[Data records]
>>

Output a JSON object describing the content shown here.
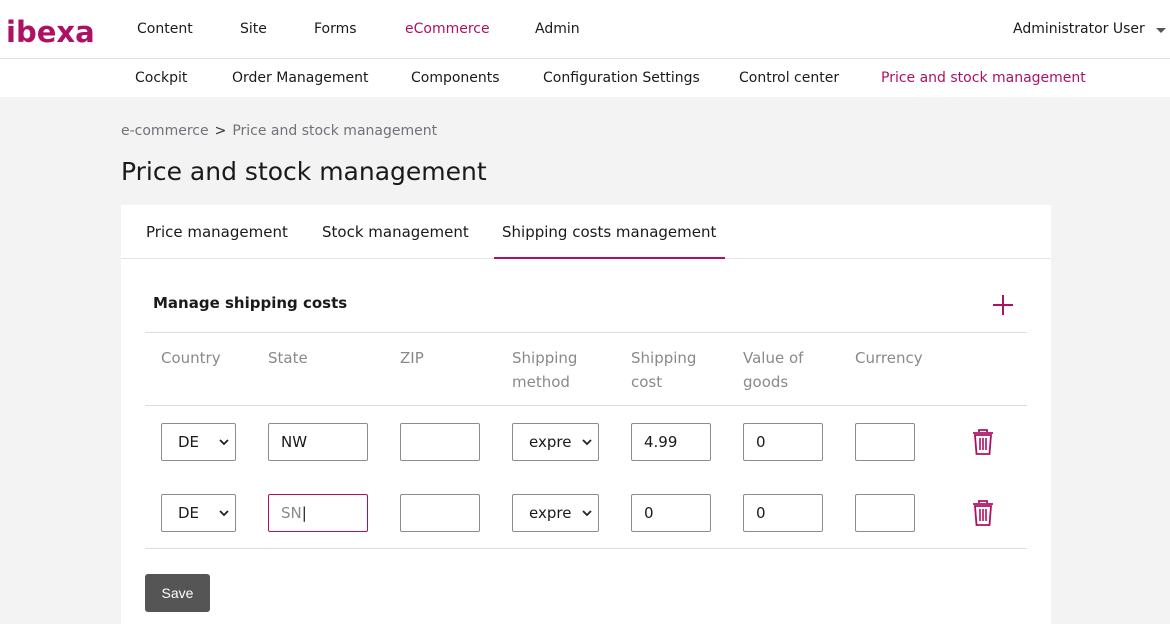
{
  "brand": {
    "logo_text": "ibexa",
    "accent": "#ae1164"
  },
  "top_nav": {
    "items": [
      {
        "label": "Content"
      },
      {
        "label": "Site"
      },
      {
        "label": "Forms"
      },
      {
        "label": "eCommerce",
        "active": true
      },
      {
        "label": "Admin"
      }
    ],
    "user": "Administrator User"
  },
  "sub_nav": {
    "items": [
      {
        "label": "Cockpit"
      },
      {
        "label": "Order Management"
      },
      {
        "label": "Components"
      },
      {
        "label": "Configuration Settings"
      },
      {
        "label": "Control center"
      },
      {
        "label": "Price and stock management",
        "active": true
      }
    ]
  },
  "breadcrumb": {
    "parent": "e-commerce",
    "separator": ">",
    "current": "Price and stock management"
  },
  "page_title": "Price and stock management",
  "tabs": [
    {
      "label": "Price management"
    },
    {
      "label": "Stock management"
    },
    {
      "label": "Shipping costs management",
      "active": true
    }
  ],
  "section_title": "Manage shipping costs",
  "columns": {
    "country": [
      "Country"
    ],
    "state": [
      "State"
    ],
    "zip": [
      "ZIP"
    ],
    "shipping_method": [
      "Shipping",
      "method"
    ],
    "shipping_cost": [
      "Shipping",
      "cost"
    ],
    "value_of_goods": [
      "Value of",
      "goods"
    ],
    "currency": [
      "Currency"
    ]
  },
  "rows": [
    {
      "country": "DE",
      "state": "NW",
      "zip": "",
      "shipping_method": "expre",
      "shipping_cost": "4.99",
      "value_of_goods": "0",
      "currency": ""
    },
    {
      "country": "DE",
      "state": "SN",
      "zip": "",
      "shipping_method": "expre",
      "shipping_cost": "0",
      "value_of_goods": "0",
      "currency": ""
    }
  ],
  "save_label": "Save"
}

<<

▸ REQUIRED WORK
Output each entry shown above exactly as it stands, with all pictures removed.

▸ RESULT OF THIS TASK
Output a JSON object describing the content shown here.
{
  "brand": {
    "logo_text": "ibexa",
    "accent": "#ae1164"
  },
  "top_nav": {
    "items": [
      {
        "label": "Content"
      },
      {
        "label": "Site"
      },
      {
        "label": "Forms"
      },
      {
        "label": "eCommerce",
        "active": true
      },
      {
        "label": "Admin"
      }
    ],
    "user": "Administrator User"
  },
  "sub_nav": {
    "items": [
      {
        "label": "Cockpit"
      },
      {
        "label": "Order Management"
      },
      {
        "label": "Components"
      },
      {
        "label": "Configuration Settings"
      },
      {
        "label": "Control center"
      },
      {
        "label": "Price and stock management",
        "active": true
      }
    ]
  },
  "breadcrumb": {
    "parent": "e-commerce",
    "separator": ">",
    "current": "Price and stock management"
  },
  "page_title": "Price and stock management",
  "tabs": [
    {
      "label": "Price management"
    },
    {
      "label": "Stock management"
    },
    {
      "label": "Shipping costs management",
      "active": true
    }
  ],
  "section_title": "Manage shipping costs",
  "columns": {
    "country": [
      "Country"
    ],
    "state": [
      "State"
    ],
    "zip": [
      "ZIP"
    ],
    "shipping_method": [
      "Shipping",
      "method"
    ],
    "shipping_cost": [
      "Shipping",
      "cost"
    ],
    "value_of_goods": [
      "Value of",
      "goods"
    ],
    "currency": [
      "Currency"
    ]
  },
  "rows": [
    {
      "country": "DE",
      "state": "NW",
      "zip": "",
      "shipping_method": "expre",
      "shipping_cost": "4.99",
      "value_of_goods": "0",
      "currency": ""
    },
    {
      "country": "DE",
      "state": "SN",
      "zip": "",
      "shipping_method": "expre",
      "shipping_cost": "0",
      "value_of_goods": "0",
      "currency": ""
    }
  ],
  "save_label": "Save"
}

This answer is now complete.